◆ **What you need to do**
For the word "CHECK", state the number of lines in the data that contain it, and nothing else.

Provided information below:

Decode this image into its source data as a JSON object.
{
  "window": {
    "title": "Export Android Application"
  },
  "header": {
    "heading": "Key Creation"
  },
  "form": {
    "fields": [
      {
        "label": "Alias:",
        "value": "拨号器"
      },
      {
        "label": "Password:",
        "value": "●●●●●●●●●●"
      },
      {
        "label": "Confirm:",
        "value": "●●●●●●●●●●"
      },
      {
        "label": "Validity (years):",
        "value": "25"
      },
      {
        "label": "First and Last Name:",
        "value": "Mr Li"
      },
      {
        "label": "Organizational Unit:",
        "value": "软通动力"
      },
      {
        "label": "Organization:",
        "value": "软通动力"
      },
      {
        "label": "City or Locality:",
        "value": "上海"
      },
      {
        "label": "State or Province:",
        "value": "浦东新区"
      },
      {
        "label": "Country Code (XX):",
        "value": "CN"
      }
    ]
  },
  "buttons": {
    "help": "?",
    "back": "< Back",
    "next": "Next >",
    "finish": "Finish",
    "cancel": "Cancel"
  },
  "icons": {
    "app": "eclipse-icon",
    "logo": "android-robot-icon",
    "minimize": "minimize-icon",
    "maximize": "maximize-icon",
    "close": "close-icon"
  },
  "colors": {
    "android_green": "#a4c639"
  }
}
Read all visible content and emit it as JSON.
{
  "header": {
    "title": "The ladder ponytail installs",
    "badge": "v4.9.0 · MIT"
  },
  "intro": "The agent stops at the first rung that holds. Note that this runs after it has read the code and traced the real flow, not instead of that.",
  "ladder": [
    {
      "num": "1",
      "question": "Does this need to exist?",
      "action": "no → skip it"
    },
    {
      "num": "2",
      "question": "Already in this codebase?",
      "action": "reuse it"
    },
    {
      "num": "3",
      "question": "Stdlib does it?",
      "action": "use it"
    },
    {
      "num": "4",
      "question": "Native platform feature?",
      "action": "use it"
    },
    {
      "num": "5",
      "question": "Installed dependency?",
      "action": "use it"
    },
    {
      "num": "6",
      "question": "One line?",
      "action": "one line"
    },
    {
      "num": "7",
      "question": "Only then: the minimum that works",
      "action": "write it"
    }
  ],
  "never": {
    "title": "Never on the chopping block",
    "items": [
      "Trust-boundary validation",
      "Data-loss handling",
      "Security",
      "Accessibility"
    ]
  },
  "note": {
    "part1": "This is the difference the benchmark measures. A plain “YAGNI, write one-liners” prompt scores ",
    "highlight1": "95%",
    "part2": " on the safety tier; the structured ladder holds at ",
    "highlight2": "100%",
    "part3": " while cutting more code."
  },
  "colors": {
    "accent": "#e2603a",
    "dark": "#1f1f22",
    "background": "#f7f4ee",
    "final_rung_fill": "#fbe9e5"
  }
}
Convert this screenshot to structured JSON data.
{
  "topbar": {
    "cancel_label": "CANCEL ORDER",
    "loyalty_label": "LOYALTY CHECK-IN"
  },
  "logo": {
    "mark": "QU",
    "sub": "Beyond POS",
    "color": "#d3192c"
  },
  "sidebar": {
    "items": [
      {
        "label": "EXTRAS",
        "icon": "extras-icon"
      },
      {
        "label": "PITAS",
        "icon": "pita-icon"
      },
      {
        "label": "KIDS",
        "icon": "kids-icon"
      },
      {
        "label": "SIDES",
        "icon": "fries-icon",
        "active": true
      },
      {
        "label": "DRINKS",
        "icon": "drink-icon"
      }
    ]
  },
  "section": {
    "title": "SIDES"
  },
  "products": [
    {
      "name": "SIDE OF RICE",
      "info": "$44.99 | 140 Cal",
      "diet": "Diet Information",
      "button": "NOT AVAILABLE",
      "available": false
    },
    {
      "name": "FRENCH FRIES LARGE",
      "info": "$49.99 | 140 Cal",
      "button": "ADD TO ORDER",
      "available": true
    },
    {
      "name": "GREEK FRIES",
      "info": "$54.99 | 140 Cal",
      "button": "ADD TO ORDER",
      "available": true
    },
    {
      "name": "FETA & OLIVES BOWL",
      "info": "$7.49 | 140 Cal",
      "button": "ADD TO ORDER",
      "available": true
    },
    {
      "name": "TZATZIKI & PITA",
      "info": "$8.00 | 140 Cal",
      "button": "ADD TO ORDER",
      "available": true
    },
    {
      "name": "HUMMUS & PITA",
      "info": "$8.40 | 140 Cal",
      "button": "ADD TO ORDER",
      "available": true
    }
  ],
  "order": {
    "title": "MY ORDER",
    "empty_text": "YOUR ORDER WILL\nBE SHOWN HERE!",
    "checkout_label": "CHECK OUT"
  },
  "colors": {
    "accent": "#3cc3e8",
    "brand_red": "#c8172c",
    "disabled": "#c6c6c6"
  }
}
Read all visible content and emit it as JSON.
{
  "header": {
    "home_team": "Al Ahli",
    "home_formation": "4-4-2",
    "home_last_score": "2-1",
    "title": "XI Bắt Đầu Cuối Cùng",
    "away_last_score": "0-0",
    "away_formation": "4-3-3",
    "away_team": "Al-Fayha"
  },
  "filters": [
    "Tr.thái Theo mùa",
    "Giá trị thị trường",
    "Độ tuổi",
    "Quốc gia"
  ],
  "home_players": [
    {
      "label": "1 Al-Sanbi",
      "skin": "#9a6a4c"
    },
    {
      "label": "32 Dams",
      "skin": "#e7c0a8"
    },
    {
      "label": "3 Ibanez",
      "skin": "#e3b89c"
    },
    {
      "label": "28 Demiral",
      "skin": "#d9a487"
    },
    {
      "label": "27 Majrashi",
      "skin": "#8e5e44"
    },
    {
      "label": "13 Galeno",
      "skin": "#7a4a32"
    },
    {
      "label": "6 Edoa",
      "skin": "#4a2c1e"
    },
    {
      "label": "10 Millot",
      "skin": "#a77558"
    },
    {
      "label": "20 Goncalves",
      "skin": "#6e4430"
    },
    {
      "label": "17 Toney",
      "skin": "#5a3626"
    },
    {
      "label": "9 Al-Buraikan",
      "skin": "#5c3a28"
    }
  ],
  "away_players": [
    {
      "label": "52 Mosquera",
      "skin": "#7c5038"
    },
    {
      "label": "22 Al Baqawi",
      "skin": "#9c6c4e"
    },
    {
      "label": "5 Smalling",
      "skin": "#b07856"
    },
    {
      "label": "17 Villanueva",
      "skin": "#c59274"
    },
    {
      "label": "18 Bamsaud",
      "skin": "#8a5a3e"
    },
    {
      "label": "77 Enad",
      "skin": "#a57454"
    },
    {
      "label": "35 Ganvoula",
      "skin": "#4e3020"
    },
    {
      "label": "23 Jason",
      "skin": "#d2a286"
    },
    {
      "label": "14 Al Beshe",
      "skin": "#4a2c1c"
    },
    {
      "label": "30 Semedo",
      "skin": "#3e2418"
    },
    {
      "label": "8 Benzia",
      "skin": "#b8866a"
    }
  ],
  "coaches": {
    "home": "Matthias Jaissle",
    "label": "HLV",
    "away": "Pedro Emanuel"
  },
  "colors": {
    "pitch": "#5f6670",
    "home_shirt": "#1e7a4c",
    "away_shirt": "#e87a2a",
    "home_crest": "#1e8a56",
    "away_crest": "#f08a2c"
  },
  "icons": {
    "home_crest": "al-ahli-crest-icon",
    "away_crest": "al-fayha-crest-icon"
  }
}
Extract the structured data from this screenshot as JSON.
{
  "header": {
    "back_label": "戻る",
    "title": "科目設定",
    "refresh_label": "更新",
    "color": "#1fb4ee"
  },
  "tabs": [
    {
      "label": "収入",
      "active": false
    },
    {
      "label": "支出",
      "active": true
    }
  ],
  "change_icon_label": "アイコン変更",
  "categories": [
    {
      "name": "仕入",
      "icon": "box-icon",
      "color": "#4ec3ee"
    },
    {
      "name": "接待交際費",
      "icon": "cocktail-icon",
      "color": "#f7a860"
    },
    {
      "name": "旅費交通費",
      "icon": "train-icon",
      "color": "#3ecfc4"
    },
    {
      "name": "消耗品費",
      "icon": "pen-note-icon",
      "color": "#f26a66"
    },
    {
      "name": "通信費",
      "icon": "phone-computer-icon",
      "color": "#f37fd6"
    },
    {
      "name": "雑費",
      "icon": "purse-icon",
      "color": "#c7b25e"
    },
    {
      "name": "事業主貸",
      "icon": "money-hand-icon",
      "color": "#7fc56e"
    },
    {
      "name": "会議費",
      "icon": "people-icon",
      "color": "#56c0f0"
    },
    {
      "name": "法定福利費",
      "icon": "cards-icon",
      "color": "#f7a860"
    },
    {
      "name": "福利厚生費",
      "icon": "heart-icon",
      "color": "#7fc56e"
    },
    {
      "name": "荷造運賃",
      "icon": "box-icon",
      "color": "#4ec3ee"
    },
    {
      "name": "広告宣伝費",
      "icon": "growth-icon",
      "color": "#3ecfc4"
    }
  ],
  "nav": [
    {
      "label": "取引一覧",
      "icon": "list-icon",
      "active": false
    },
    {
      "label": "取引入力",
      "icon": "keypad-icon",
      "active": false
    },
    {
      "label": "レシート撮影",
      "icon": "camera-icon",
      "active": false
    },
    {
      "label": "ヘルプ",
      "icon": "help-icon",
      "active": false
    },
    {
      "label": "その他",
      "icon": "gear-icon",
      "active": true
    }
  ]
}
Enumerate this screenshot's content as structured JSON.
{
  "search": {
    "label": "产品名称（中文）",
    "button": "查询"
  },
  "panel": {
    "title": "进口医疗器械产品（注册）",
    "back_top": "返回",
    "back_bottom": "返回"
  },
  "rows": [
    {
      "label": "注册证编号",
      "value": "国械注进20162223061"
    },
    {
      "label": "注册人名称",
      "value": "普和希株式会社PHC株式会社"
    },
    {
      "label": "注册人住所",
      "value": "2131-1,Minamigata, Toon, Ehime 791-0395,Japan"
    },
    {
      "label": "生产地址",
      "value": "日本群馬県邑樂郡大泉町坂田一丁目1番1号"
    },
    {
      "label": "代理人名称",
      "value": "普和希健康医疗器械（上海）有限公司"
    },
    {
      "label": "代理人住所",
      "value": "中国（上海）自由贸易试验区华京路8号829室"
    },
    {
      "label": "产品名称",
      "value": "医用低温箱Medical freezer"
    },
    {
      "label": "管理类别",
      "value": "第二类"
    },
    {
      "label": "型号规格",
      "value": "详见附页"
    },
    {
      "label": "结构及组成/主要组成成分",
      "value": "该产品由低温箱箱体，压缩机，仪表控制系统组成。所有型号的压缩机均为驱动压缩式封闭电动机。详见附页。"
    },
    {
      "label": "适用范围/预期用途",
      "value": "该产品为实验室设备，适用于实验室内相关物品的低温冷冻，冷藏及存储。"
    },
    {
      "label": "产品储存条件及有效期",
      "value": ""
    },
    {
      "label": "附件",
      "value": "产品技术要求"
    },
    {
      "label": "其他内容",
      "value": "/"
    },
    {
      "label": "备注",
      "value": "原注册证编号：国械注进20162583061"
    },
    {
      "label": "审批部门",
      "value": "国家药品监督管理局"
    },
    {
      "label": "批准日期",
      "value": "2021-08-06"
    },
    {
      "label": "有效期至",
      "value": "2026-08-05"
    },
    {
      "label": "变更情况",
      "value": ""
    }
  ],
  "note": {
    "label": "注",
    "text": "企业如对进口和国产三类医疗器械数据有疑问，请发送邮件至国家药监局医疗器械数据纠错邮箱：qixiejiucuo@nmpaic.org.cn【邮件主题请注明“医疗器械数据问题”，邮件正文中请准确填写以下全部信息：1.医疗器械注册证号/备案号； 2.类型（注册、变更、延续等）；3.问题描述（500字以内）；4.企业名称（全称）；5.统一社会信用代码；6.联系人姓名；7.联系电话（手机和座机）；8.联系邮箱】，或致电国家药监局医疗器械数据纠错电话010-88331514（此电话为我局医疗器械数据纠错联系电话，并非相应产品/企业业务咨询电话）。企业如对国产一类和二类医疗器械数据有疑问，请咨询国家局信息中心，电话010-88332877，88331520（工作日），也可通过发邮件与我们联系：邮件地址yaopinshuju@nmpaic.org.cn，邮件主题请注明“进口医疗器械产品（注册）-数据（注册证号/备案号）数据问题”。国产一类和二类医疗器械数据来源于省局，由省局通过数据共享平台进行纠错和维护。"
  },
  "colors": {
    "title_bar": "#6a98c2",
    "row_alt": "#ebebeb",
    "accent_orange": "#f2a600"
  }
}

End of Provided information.

◆ **Exercise solution**
2